ECHOcommunity Conversations

Bio-char source - no cost

I have been looking into the benefits of char (carbon solids) as a soil builder and natural fertilizer. The Terra Preta video was life changing. A good source in Latin America is the local coffee roaster. Here in Panama they use rice hulls as fuel for the roaster. They have literally mountains of the charred rice hulls for the taking; with permission, of course. I get 10 sacks at a time to mix into my potting soil and for lining the hole of the transplant site.

It’s carbon so it will blacken your car…

Related to this subject… Can anyone prove or disprove that there is much difference between charcoal fines as a fertilizer vs. biochar? I use the throwaway fines of charcoal or what is leftover from charcoal making and it works great. Am I missing something by not making biochar? To me, the results should be similar although I would expect biochar to potentially release the nutrients in the charcoal more quickly.

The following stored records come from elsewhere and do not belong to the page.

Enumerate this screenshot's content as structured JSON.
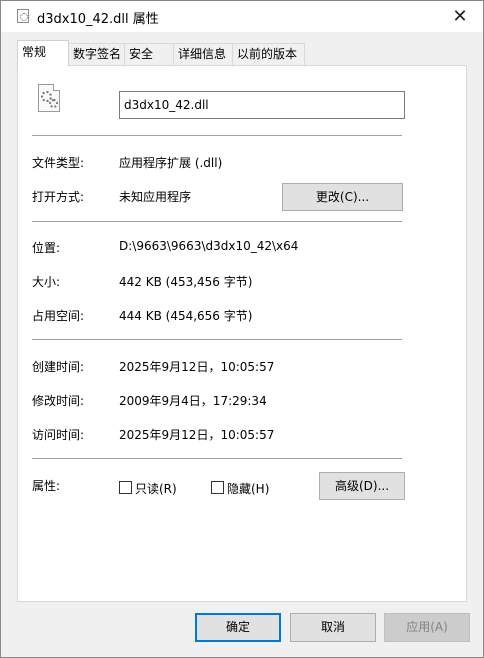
{
  "window": {
    "title": "d3dx10_42.dll 属性",
    "close_glyph": "✕"
  },
  "tabs": [
    {
      "label": "常规",
      "active": true
    },
    {
      "label": "数字签名",
      "active": false
    },
    {
      "label": "安全",
      "active": false
    },
    {
      "label": "详细信息",
      "active": false
    },
    {
      "label": "以前的版本",
      "active": false
    }
  ],
  "general": {
    "file_icon": "dll-gear-file-icon",
    "file_name": "d3dx10_42.dll",
    "file_type_label": "文件类型:",
    "file_type_value": "应用程序扩展 (.dll)",
    "opens_with_label": "打开方式:",
    "opens_with_value": "未知应用程序",
    "change_button": "更改(C)...",
    "location_label": "位置:",
    "location_value": "D:\\9663\\9663\\d3dx10_42\\x64",
    "size_label": "大小:",
    "size_value": "442 KB (453,456 字节)",
    "size_on_disk_label": "占用空间:",
    "size_on_disk_value": "444 KB (454,656 字节)",
    "created_label": "创建时间:",
    "created_value": "2025年9月12日，10:05:57",
    "modified_label": "修改时间:",
    "modified_value": "2009年9月4日，17:29:34",
    "accessed_label": "访问时间:",
    "accessed_value": "2025年9月12日，10:05:57",
    "attributes_label": "属性:",
    "readonly_label": "只读(R)",
    "readonly_checked": false,
    "hidden_label": "隐藏(H)",
    "hidden_checked": false,
    "advanced_button": "高级(D)..."
  },
  "footer": {
    "ok_button": "确定",
    "cancel_button": "取消",
    "apply_button": "应用(A)"
  },
  "colors": {
    "focus_border": "#0078d7",
    "button_bg": "#e1e1e1",
    "disabled_text": "#838383"
  }
}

It’s all good! Technically charcoal fines are biochar, the finer the better for potting soil. see my powerpoint attached in thread…enjoy!

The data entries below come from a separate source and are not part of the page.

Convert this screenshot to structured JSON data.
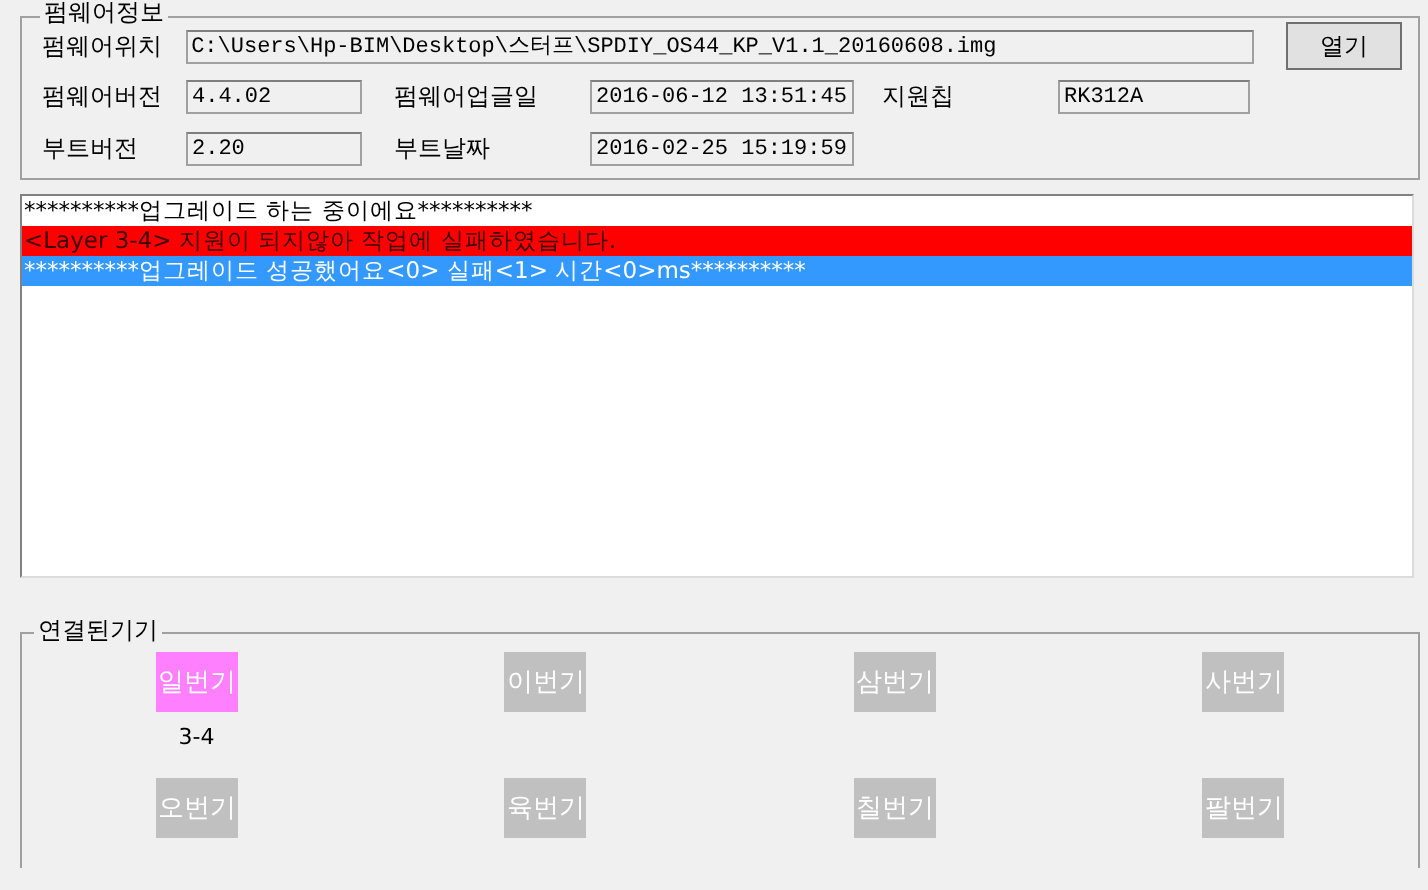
{
  "firmware_info": {
    "title": "펌웨어정보",
    "location": {
      "label": "펌웨어위치",
      "value": "C:\\Users\\Hp-BIM\\Desktop\\스터프\\SPDIY_OS44_KP_V1.1_20160608.img"
    },
    "open_button": "열기",
    "fields": [
      {
        "label": "펌웨어버전",
        "value": "4.4.02"
      },
      {
        "label": "펌웨어업글일",
        "value": "2016-06-12 13:51:45"
      },
      {
        "label": "지원칩",
        "value": "RK312A"
      },
      {
        "label": "부트버전",
        "value": "2.20"
      },
      {
        "label": "부트날짜",
        "value": "2016-02-25 15:19:59"
      }
    ]
  },
  "log": [
    {
      "kind": "info",
      "text": "**********업그레이드 하는 중이에요**********"
    },
    {
      "kind": "error",
      "text": "<Layer 3-4> 지원이 되지않아 작업에 실패하였습니다."
    },
    {
      "kind": "success",
      "text": "**********업그레이드 성공했어요<0> 실패<1> 시간<0>ms**********"
    }
  ],
  "devices": {
    "title": "연결된기기",
    "items": [
      {
        "name": "일번기",
        "active": true,
        "port": "3-4"
      },
      {
        "name": "이번기",
        "active": false
      },
      {
        "name": "삼번기",
        "active": false
      },
      {
        "name": "사번기",
        "active": false
      },
      {
        "name": "오번기",
        "active": false
      },
      {
        "name": "육번기",
        "active": false
      },
      {
        "name": "칠번기",
        "active": false
      },
      {
        "name": "팔번기",
        "active": false
      }
    ]
  }
}
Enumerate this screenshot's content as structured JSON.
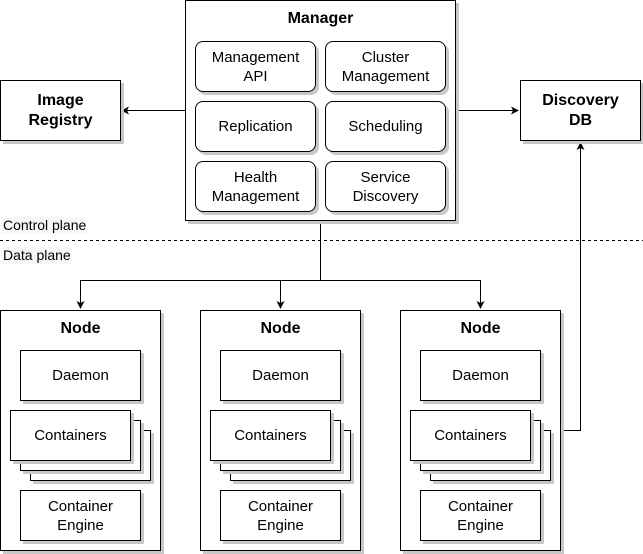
{
  "manager": {
    "title": "Manager",
    "components": [
      {
        "label_line1": "Management",
        "label_line2": "API"
      },
      {
        "label_line1": "Cluster",
        "label_line2": "Management"
      },
      {
        "label_line1": "Replication",
        "label_line2": ""
      },
      {
        "label_line1": "Scheduling",
        "label_line2": ""
      },
      {
        "label_line1": "Health",
        "label_line2": "Management"
      },
      {
        "label_line1": "Service",
        "label_line2": "Discovery"
      }
    ]
  },
  "image_registry": {
    "line1": "Image",
    "line2": "Registry"
  },
  "discovery_db": {
    "line1": "Discovery",
    "line2": "DB"
  },
  "planes": {
    "control": "Control plane",
    "data": "Data plane"
  },
  "nodes": [
    {
      "title": "Node",
      "daemon": "Daemon",
      "containers": "Containers",
      "engine_line1": "Container",
      "engine_line2": "Engine"
    },
    {
      "title": "Node",
      "daemon": "Daemon",
      "containers": "Containers",
      "engine_line1": "Container",
      "engine_line2": "Engine"
    },
    {
      "title": "Node",
      "daemon": "Daemon",
      "containers": "Containers",
      "engine_line1": "Container",
      "engine_line2": "Engine"
    }
  ],
  "colors": {
    "stroke": "#000000",
    "shadow": "#c8c8c8",
    "fill": "#ffffff"
  }
}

Thanks. I really believe we need to speed up gardening when we can which improves income per hour and maximizing the blessing God has given us through his creation. If we are going to a lot of extra work to make biochar and we can get the same net benefit by just using fine charcoal then it is good to cut back on labor and improve time efficiency. That leaves more time for other activities in the garden/farm or time for spiritual activities.

The nice thing about burned rice hulls, other than being free, and easy to incorporate, is that they keep their shape after burning so they form little hollow cos that hold water in dry season.

Preparing the soil is the most important aspect of gardening. Biochar is a huge benefit to soil composition. Especially where the soil is clay, like you n the jungle, and where the seasonal rainfall varies greatly.

All Biochars are Not Created Equal, and How to Tell Them Apart: